Disasters strike, criminals move from area to area and gangs vandalize blank walls with spray paint. Now, cities have a way to keep tabs on all of it: IP-ready wireless cameras that can be set up quickly and send surveillance video to central monitoring stations via the Internet. Their flexibility and ability to integrate with other technology is helping cities save lives and catch criminals, making them particularly popular with police departments. “In some neighborhoods where they don't have enough patrol [officers] to go around, the cameras are another set of eyes,” says Susan Brady, managing director of Newark, Del.-based IP UserGroup USA, a security technology forum.

Princeton, Ill., which has 22 miles of fiber-optic cable and broadband-over-powerline Internet service, is using wireless cameras to reduce crime.

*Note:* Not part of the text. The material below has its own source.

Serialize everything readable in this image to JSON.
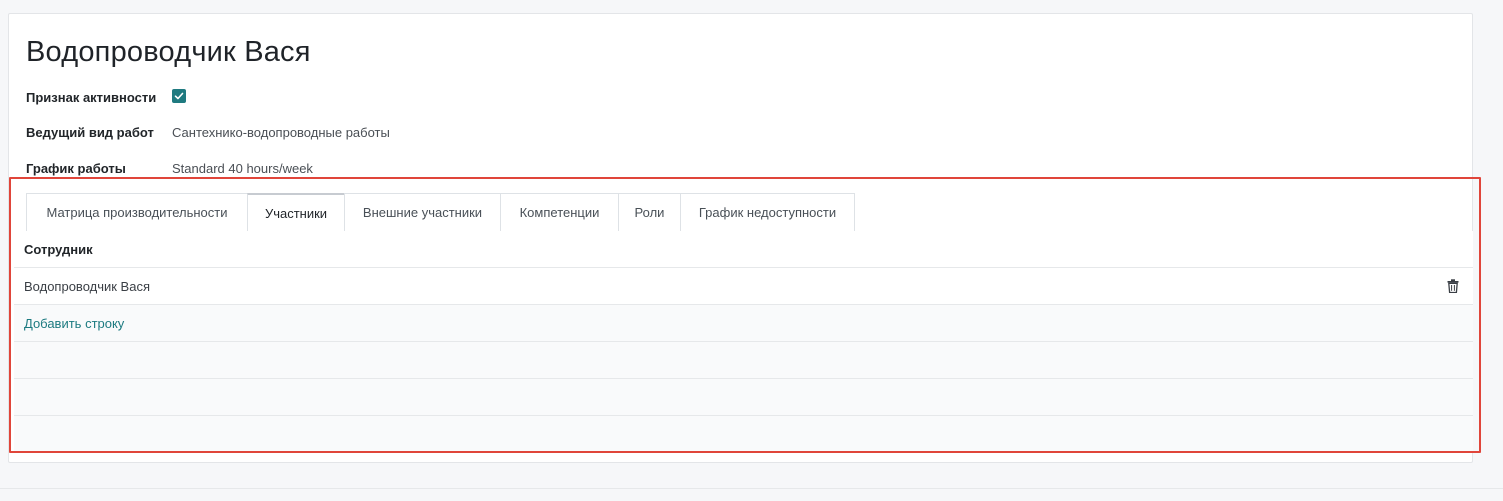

When vandalism or thefts surge in an area, the Police Department asks the Electric Department to install cameras. For instance, a thief recently was stealing parts out of cars at repair shops. The police had a schedule of when the thefts occurred, so the Electric Department positioned cameras at certain shops, setting them to start recording when motion was detected. The criminals were caught on tape and eventually apprehended.

The cameras also are helping combat vandalism and illegal dumping in Princeton. “In some locations, once the cameras are put up, the problems go away,” says Jason Bird, superintendent of Electrical & Telecommunications for Princeton. “People can see the cameras on the poles, and it deters them.”

Wireless cameras also have helped in disaster recovery efforts. Minneapolis used the cameras in August 2007 after the I-35W bridge crossing the Mississippi River collapsed during rush hour. The city deployed three cameras near the bridge to allow managers in the Emergency Operations Center to see the recovery activity at the scene.

The ability to view the situation in real-time proved invaluable. Under normal conditions, the most efficient way to send equipment to the scene would have been to put it in the river upstream from the accident, says Lynn Willenbring, Minneapolis CIO. But the director of the rescue efforts changed the delivery plans after the cameras showed debris blocking the path.

The city now has hundreds of cameras in its network, approximately 30 of which are wireless. “You can't have cameras on every corner,” Willenbring says. “With wireless, you can put them where you need them when you need them.” For example, during the recent Republican National Convention, Minneapolis deployed six cameras in varying spots, depending on the day, for security.

Because the cameras are IP-addressable, any Internet-connected computer can view their images using the correct IP address. After the bridge collapse, Minneapolis shared the IP addresses of the cameras near the scene with surrounding communities that were aiding in the rescue efforts, Willenbring says. “Considering IP is in its infancy,” Brady says, “I see it getting even better.”

Jennifer Grzeskowiak is a Laguna Beach, Calif.-based freelance writer.